Pull out every line with the word "JSON" from the entries below.

Dataset rows describing interfaces
● ● ● ● ● ● ●

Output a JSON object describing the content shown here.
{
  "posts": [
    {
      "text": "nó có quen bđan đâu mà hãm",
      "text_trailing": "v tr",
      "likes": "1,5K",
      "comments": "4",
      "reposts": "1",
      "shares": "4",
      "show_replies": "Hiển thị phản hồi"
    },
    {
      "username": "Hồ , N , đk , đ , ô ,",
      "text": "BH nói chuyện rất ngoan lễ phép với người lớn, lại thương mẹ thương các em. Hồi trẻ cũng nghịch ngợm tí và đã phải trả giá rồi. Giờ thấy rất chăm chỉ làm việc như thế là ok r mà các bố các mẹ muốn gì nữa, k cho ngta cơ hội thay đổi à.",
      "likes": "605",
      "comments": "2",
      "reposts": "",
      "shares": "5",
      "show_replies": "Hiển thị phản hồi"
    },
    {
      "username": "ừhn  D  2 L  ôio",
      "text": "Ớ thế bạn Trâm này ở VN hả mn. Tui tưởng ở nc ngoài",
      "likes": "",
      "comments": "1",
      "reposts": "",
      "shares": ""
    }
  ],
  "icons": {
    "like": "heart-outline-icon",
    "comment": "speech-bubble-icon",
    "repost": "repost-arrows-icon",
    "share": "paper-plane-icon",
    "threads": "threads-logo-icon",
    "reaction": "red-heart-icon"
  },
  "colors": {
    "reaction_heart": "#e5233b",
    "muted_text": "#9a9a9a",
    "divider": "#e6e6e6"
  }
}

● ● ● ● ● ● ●

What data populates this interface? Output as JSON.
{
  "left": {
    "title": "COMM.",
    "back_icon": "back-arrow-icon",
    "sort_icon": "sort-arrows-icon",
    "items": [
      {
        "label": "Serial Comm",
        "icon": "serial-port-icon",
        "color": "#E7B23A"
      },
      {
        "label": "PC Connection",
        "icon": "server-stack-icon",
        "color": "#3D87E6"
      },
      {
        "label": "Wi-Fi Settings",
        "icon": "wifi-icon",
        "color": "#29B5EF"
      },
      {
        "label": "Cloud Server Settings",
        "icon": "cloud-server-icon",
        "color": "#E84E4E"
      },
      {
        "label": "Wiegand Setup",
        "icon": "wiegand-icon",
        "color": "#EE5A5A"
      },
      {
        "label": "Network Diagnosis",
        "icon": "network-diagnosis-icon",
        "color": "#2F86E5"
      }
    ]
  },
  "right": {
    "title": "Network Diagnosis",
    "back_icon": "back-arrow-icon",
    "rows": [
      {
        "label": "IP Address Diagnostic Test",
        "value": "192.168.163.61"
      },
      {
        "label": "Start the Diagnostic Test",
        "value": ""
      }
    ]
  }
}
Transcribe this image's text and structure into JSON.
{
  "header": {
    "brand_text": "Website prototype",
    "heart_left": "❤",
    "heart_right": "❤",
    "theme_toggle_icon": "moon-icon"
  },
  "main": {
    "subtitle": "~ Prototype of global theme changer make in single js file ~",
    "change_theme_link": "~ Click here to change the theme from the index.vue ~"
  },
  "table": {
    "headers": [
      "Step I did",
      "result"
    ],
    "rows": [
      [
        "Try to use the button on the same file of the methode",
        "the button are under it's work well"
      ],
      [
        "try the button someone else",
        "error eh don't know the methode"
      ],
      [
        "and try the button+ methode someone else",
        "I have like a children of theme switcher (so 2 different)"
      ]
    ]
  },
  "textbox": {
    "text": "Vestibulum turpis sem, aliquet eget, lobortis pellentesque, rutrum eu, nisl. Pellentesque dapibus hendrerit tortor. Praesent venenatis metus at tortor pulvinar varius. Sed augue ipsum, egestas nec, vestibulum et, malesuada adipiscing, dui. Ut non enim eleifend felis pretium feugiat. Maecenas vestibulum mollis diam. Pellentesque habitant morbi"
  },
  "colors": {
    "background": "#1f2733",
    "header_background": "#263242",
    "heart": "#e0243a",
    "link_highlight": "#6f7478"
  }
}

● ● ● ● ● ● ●

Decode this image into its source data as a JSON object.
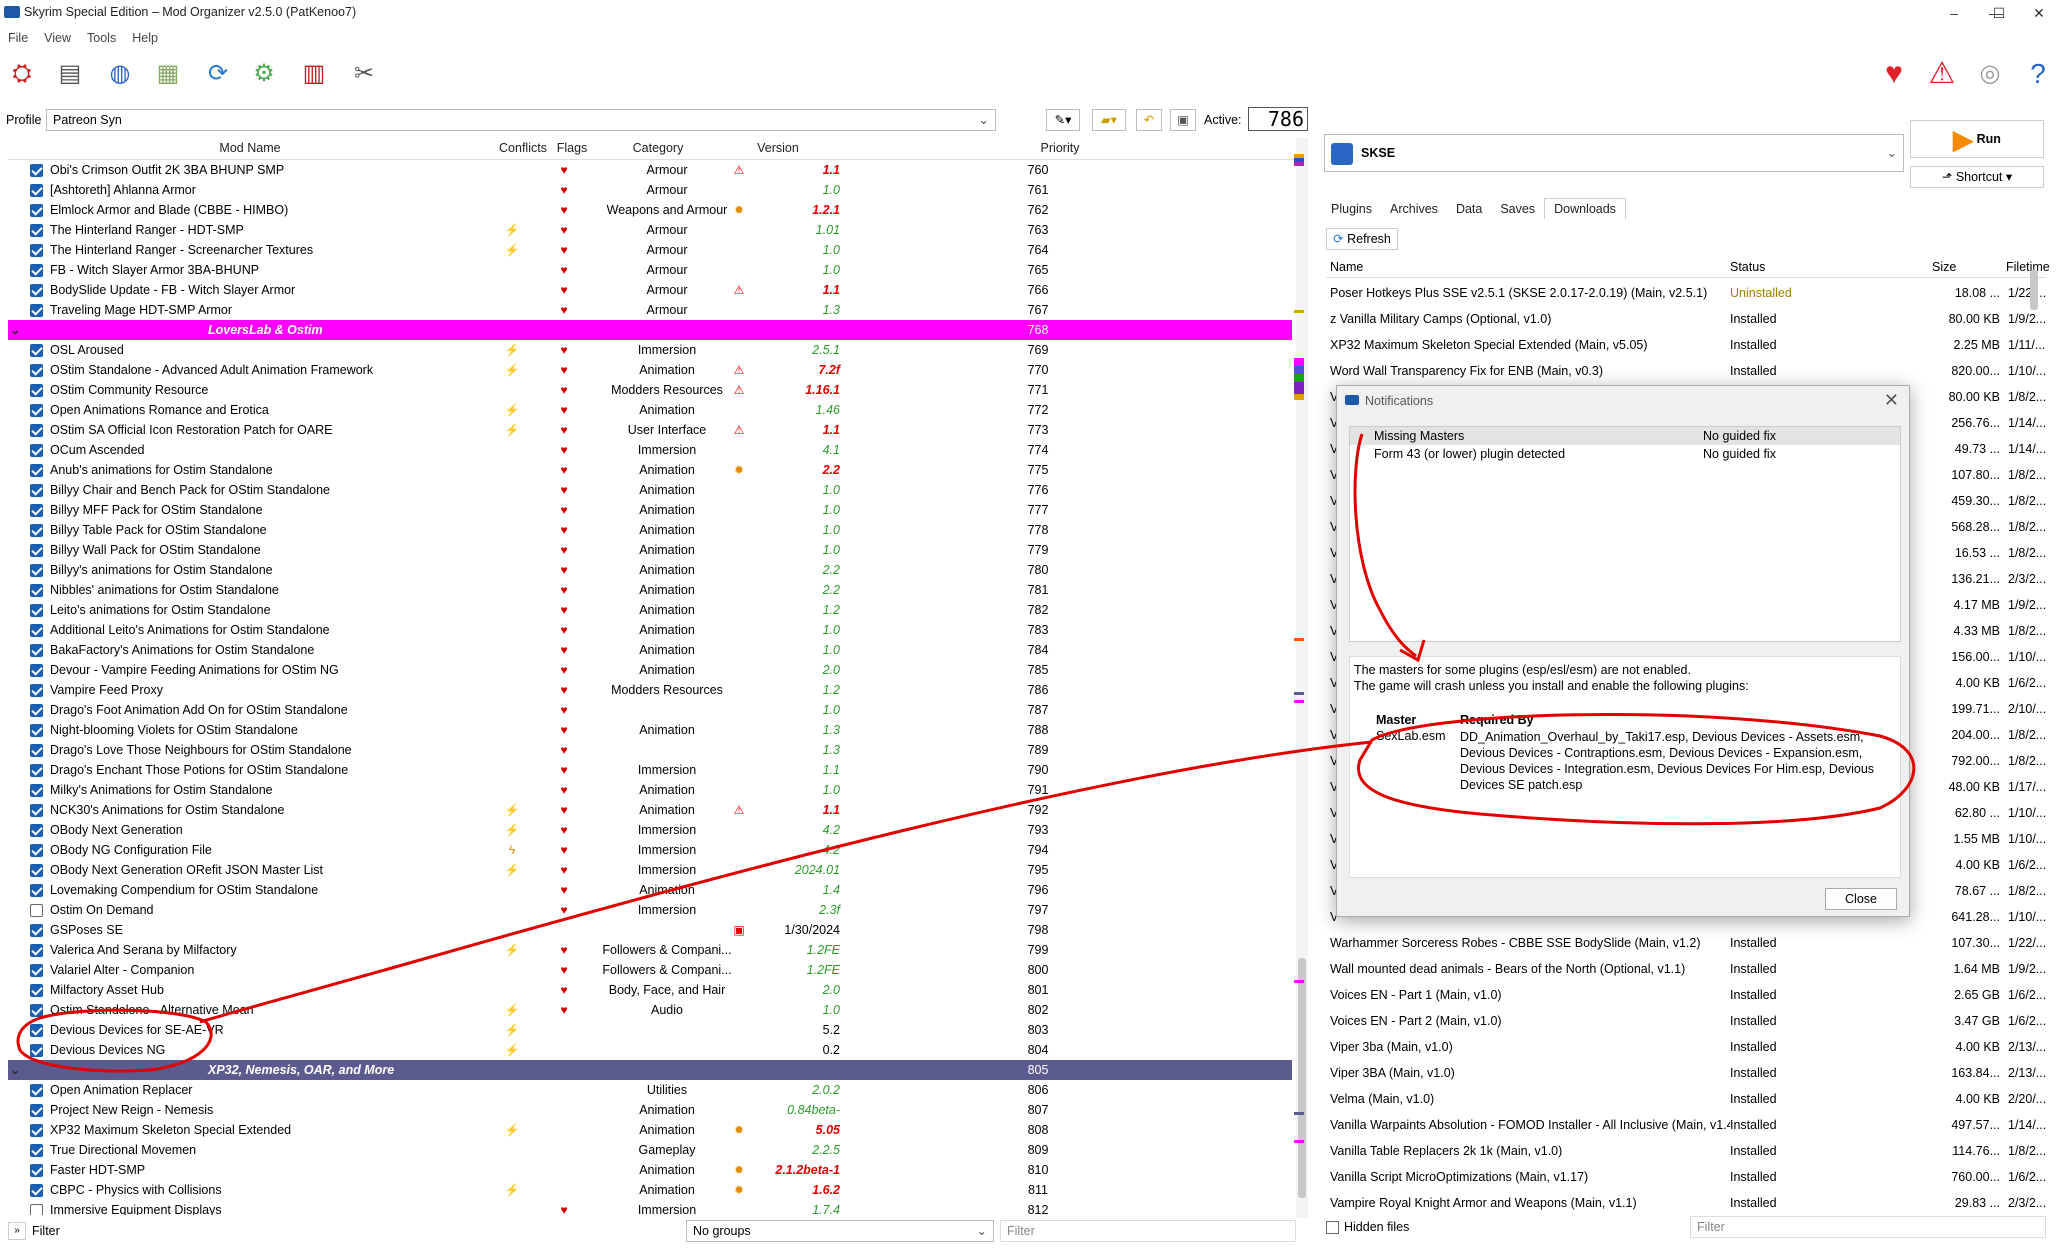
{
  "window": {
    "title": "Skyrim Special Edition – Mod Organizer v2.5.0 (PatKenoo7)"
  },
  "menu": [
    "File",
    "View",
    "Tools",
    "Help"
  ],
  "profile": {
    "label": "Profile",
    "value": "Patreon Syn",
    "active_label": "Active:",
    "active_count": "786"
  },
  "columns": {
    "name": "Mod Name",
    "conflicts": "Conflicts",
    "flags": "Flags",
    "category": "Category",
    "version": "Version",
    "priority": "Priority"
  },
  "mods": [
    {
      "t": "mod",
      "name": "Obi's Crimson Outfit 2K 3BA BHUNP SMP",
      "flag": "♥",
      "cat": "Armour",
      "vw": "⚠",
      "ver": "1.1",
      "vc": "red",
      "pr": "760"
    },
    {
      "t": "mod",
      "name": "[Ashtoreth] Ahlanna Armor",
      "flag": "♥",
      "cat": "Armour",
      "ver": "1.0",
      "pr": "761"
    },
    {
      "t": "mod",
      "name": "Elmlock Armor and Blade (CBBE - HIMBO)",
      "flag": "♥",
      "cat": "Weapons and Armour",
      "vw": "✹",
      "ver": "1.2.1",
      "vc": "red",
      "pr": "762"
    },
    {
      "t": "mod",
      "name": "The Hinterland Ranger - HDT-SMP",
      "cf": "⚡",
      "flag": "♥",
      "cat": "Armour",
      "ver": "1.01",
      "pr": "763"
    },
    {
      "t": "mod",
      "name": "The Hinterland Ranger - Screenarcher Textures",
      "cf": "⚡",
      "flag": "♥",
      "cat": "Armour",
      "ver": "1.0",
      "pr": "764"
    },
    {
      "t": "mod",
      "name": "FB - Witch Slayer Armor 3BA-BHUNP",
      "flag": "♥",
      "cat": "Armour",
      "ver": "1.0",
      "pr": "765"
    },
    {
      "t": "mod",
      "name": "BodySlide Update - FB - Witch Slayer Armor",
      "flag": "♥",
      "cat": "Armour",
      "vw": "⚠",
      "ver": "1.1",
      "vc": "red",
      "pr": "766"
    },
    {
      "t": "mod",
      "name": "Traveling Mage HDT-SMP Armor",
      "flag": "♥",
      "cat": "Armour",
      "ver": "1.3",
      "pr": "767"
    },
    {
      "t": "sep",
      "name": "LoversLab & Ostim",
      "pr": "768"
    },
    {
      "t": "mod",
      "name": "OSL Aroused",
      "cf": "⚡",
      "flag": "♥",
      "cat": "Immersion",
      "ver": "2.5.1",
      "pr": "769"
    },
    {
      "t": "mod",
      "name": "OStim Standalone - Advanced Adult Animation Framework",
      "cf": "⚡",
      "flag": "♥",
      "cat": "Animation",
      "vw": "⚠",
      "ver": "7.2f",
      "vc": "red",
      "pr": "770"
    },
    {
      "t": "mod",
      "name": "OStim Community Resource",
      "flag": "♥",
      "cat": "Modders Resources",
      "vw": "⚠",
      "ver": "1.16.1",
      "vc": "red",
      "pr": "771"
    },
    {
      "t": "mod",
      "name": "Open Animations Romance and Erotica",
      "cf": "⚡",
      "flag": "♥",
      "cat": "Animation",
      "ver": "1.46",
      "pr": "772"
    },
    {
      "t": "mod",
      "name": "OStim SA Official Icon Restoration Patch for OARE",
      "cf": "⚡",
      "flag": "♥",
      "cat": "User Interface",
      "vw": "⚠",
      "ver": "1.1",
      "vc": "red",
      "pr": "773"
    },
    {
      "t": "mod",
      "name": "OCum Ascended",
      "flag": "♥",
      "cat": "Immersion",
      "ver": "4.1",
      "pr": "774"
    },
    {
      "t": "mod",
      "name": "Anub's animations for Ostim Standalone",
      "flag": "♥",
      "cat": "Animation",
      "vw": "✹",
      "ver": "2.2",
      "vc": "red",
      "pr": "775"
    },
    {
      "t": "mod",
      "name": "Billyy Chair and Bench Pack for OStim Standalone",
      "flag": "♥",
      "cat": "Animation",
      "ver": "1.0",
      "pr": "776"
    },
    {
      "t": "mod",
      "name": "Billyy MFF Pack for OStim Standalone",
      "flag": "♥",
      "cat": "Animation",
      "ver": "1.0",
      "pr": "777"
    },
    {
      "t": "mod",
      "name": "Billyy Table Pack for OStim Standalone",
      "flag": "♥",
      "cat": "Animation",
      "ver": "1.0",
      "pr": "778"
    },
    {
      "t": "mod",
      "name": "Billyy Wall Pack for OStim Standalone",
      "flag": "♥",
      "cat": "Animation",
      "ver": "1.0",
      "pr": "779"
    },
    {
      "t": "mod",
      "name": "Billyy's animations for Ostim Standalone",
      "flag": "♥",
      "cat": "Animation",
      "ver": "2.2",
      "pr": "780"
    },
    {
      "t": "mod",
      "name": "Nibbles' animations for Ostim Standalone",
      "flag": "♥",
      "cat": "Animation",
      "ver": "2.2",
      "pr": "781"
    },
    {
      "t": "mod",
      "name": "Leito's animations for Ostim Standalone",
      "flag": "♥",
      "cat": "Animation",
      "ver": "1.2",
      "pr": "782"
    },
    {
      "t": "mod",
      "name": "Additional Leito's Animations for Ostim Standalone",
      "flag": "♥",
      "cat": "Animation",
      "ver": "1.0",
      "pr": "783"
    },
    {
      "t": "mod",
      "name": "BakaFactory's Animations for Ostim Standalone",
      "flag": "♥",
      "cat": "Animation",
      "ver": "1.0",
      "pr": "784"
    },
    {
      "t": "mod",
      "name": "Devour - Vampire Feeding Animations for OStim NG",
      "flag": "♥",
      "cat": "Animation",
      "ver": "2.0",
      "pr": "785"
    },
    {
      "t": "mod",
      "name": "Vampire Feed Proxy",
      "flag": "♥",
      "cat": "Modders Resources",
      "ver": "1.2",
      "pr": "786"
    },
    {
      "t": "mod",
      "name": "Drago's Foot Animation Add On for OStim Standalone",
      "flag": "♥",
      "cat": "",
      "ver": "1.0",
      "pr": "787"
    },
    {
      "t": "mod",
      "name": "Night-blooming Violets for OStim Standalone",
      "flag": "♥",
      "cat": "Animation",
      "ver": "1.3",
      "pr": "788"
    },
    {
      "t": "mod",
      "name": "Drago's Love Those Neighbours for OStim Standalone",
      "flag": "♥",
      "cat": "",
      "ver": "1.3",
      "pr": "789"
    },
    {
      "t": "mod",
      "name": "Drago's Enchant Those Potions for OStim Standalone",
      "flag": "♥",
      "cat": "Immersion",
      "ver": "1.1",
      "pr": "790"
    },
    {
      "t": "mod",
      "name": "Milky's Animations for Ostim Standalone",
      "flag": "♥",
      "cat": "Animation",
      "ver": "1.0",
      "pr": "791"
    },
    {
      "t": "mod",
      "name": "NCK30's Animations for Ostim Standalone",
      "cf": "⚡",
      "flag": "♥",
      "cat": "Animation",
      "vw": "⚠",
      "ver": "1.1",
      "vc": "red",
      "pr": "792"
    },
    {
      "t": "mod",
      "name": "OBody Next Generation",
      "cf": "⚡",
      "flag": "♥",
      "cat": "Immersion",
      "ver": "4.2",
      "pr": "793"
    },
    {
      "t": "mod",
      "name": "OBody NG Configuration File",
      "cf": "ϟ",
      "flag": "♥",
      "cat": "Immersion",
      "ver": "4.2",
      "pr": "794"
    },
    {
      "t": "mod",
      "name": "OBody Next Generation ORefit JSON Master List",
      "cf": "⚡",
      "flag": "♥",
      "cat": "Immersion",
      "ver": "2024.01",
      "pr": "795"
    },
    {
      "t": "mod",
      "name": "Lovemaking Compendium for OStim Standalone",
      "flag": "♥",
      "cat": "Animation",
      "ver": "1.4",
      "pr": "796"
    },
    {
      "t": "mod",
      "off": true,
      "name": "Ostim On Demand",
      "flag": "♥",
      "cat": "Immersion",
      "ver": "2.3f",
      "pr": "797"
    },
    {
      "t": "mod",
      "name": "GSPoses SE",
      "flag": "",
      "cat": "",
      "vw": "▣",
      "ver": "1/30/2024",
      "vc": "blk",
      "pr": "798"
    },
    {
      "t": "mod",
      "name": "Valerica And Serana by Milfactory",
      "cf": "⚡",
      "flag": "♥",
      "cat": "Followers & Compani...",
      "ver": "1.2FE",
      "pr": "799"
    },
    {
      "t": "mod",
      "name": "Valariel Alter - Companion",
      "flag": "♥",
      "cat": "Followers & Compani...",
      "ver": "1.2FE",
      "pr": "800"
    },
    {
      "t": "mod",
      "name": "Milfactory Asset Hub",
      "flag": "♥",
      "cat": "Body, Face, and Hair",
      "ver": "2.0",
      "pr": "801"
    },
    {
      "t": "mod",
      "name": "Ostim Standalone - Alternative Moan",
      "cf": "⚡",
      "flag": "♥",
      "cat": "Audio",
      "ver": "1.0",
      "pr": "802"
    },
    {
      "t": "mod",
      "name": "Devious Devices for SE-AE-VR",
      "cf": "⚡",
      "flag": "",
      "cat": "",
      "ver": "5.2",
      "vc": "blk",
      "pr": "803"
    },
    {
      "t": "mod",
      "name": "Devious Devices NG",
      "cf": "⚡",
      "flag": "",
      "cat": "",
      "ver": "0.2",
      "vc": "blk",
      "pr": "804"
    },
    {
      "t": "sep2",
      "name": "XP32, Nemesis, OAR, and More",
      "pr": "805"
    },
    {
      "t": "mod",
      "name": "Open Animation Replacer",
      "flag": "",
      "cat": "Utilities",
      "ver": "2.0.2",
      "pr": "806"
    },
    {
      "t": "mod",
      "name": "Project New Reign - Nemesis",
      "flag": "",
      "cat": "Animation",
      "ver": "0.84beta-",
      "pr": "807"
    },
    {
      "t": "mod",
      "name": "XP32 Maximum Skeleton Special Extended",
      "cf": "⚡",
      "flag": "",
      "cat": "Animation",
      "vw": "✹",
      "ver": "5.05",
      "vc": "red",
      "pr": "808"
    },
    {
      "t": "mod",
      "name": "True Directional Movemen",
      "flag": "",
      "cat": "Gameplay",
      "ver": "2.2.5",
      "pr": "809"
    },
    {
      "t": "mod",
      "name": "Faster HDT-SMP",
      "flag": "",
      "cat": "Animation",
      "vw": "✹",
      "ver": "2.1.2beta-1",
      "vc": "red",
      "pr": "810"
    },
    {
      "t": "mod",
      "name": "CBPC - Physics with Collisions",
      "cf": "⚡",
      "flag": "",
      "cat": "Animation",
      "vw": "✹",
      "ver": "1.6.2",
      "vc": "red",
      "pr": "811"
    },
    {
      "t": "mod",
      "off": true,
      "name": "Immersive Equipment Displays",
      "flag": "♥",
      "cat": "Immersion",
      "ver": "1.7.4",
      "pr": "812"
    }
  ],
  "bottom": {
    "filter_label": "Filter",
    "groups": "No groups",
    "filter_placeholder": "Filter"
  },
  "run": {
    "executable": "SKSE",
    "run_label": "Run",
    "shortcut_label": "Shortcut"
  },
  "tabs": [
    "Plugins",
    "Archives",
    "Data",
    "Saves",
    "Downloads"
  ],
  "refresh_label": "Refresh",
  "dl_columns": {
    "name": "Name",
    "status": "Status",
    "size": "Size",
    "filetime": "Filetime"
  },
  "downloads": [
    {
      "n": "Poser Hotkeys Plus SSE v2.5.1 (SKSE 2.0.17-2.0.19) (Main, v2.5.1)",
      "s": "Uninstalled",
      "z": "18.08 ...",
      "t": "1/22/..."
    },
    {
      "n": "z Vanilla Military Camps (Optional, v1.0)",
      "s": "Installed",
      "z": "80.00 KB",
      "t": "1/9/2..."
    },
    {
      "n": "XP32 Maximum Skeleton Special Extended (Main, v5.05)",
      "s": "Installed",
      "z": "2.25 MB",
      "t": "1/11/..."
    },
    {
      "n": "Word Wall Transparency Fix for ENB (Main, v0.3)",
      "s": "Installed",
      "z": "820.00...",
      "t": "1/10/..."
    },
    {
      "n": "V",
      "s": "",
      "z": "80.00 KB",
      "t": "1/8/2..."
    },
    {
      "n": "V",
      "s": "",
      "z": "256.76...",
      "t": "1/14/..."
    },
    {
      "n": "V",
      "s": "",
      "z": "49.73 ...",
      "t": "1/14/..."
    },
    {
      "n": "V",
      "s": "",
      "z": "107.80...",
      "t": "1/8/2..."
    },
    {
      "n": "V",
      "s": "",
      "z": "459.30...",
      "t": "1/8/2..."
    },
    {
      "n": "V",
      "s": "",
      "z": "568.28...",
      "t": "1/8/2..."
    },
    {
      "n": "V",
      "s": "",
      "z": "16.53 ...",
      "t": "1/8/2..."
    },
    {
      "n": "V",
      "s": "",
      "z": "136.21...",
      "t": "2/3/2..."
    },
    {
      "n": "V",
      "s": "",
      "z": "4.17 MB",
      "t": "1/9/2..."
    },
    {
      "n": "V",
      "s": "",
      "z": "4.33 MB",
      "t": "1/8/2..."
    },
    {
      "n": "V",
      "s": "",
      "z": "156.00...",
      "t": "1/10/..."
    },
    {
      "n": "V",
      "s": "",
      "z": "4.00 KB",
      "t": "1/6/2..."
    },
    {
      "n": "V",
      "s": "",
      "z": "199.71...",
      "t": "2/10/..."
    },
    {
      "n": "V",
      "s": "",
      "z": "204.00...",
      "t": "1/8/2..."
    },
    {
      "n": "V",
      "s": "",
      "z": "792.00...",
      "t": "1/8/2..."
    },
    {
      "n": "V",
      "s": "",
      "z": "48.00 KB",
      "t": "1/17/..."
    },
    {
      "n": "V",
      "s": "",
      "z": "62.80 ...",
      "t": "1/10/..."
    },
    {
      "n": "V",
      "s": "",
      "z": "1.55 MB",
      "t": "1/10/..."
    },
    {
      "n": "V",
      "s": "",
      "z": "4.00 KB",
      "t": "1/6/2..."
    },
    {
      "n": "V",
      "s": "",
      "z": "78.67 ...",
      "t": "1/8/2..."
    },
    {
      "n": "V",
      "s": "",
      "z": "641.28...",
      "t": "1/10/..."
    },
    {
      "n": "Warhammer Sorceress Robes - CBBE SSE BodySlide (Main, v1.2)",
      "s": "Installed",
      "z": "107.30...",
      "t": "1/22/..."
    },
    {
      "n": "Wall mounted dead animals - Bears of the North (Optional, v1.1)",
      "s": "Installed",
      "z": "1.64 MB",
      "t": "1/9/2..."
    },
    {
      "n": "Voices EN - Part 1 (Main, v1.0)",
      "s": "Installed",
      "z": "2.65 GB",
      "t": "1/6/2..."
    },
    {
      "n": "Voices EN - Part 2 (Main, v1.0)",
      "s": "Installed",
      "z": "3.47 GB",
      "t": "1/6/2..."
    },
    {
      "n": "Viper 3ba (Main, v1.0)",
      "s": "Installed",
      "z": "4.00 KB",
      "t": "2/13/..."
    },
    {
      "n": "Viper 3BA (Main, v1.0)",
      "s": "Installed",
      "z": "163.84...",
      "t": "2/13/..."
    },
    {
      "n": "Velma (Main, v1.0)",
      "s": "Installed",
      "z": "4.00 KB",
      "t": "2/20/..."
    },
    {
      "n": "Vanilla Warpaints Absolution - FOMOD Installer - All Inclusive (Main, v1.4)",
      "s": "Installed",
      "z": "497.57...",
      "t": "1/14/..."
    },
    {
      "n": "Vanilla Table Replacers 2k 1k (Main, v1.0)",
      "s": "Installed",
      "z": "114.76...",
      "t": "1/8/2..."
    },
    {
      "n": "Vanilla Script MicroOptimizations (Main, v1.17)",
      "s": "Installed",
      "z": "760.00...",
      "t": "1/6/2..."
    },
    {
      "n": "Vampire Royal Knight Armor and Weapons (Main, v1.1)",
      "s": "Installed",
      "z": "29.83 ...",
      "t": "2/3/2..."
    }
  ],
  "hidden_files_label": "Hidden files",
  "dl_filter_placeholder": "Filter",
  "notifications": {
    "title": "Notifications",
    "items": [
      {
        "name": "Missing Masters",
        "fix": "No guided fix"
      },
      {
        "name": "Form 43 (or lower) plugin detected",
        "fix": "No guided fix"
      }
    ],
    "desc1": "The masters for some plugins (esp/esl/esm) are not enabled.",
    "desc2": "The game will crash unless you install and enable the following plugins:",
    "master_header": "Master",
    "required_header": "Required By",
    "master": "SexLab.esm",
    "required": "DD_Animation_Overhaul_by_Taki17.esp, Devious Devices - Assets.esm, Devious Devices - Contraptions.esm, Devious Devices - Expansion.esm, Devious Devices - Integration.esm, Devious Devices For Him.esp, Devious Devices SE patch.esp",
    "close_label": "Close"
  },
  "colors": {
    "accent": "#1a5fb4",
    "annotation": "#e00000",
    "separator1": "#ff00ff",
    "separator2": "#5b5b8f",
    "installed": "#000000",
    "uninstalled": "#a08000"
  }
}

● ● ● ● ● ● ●

ANSWER TO THE PROBLEM.
Output a JSON object describing the content shown here.
What data populates this interface? Output as JSON.
Transcribe this image's text and structure into JSON.
Decode this image into its source data as a JSON object.
      "name": "OBody Next Generation ORefit JSON Master List",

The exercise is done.